The Crimson Sword is the debut novel by Eldon Thompson. When the king is assassinated and the city conquered by an unknown army commanded by a wizard, all hope seems to fall on a young man named Jarom. With the help of his friend, Jarom goes in search of the legendary Crimson Sword, believing the magical sword will help in his quest to usurp the evil wizard. But there are many other forces at work, with their own plans for Jarom and the sword.

In typical high fantasy tradition, The Crimson Sword contains dragons, wizards, demons, and other unique creatures. But the strength of this novel lies in the twists and surprises in the story. And with plenty of action and violence, we’re never sure who may live and who will die. The antagonists are ruthless killers, but the good guys aren’t without their own arsenal of skilled combatants.

There were a few unique characters that I really enjoyed. But this novel is definitely driven by the action and exciting storyline. This was an impressive debut from a young author. I’ll definitely be seeking out the sequels: The Obsidian Key and The Divine Talisman, which will supposedly be released next year.

Thanks to A Dribble of Ink for the great recommendation.

— Angela Schuch,

SFRevu June 2005

The Crimson Sword is book one of the Legend of Asahiel trilogy. Krynwall falls to an unknown wizard and his dark forces. Queen Ellebe escapes to seek help. And we begin reading thinking this is the usual quest story—find the sword, kill the wizard, and all will be right with the world again. But is anything ever that simple?

Jarom has grown up in the simple forest village of Diln. He’s the village Fason or peacekeeper and the only son of the head of the village Elders. But after Jarom and his best friend, Allion, save Queen Ellebe from her pursuers, they are locked out of the Elder’s deliberations. When Jarom is finally allowed into the chamber it is to have his world torn apart and turned upside down. He learns that he is Torin, son of Ellebe and King Sorl and the man he has thought of as his father for all these years was only his caretaker and teacher. What’s more, he is expected to go to a neighboring kingdom and raise an army to save the kingdom before the wizard can consolidate his power.
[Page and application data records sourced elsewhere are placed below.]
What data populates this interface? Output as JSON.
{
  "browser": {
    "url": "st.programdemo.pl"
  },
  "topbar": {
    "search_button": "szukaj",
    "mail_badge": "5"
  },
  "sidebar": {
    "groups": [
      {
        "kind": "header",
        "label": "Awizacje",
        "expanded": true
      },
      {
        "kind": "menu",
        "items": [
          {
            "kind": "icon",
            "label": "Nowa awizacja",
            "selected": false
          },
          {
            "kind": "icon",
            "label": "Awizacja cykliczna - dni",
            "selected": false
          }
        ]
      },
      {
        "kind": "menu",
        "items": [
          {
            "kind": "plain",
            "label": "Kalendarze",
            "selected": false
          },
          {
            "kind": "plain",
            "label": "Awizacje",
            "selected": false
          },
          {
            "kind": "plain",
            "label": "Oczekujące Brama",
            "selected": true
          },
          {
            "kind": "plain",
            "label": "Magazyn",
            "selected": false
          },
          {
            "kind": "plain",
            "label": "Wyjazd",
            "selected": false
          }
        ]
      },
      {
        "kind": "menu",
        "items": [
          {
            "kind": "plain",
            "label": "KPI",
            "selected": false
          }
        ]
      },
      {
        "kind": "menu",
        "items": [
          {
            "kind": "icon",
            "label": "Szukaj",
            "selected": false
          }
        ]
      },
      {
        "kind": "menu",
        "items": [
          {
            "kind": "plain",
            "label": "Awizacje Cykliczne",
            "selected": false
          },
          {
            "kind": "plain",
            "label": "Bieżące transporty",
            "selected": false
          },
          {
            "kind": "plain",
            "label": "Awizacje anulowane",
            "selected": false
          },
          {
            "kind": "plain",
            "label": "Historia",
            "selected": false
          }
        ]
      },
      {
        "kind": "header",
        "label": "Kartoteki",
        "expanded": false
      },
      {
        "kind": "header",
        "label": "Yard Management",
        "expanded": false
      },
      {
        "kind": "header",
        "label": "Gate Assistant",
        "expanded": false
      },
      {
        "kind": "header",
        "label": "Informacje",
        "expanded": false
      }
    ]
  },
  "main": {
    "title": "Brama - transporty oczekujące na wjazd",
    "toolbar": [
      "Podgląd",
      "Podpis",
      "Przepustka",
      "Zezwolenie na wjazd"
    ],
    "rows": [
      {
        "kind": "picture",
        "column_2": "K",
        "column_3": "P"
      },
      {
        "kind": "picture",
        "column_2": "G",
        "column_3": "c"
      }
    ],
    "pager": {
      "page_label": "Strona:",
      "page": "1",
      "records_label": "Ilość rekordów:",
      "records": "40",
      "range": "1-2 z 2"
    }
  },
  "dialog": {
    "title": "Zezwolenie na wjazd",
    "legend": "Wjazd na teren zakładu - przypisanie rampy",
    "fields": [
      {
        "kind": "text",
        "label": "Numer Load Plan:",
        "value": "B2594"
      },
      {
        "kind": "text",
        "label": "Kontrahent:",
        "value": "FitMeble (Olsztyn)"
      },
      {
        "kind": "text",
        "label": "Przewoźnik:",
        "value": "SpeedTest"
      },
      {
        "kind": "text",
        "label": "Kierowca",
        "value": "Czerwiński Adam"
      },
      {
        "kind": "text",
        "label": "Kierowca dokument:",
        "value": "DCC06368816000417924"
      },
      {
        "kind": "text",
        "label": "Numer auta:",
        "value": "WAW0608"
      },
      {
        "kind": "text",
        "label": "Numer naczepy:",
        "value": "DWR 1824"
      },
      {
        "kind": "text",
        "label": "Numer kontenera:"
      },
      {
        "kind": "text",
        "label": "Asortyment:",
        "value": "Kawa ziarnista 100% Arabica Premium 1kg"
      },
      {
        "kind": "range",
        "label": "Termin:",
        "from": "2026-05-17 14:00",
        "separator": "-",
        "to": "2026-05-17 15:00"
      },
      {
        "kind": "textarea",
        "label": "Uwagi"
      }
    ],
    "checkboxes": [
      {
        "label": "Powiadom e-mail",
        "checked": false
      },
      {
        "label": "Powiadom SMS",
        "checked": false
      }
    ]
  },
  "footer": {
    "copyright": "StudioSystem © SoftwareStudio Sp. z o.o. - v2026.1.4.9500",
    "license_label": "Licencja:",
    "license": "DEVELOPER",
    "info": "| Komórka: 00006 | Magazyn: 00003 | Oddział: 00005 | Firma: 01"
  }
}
Jarom feels he has no choice but to agree to this scheme and he and Allion set off. But there is more to being a king than being birthed by the Queen. While Jarom has been trained all his life to be a leader and to settle disputes, he feels adrift as the underpinnings of his world are shifted and his place in it changed. He refuses his new name and reluctantly realizes that he must do what he can for the people. But without his identity as Jarom, he struggles to gain solid footing in this new reality he finds himself in.

While the quest is outwardly a search for the Crimson Sword of Asahiel, the true quest is Jarom’s search to find himself and his place in the world. Can he be a leader of men? Can he become a King? Does he want to be King?

Along the journey, Jarom meets with others who help, hinder, confuse, advise, challenge, love, and skew his worldview. There’s a lot going on in this book: high adventure, love, friendship, meddling wise men, and monstrous demons. There’s something for everyone as Jarom strives to save his village, the kingdom, and discover himself. The big surprise for me is that while this is book one of a trilogy, it can and does stand alone.

What’s even more surprising is that this is a first novel. Eldon Thompson has written a different quest story that has enough twists and turns to entertain even the most jaded fantasy reader. There are some rough spots as Jarom whines about his fate and acts as if the world owes him something for being different than what he believed it to be. Seeing the control this author has over the material indicates that as his skills grow with the next book, the story should gain even more depth and twistedness.

Recommended: Give it a try, you’ll be glad you did.

— Gayle Surrette,

© 2005 Ernest Lilley / SFRevu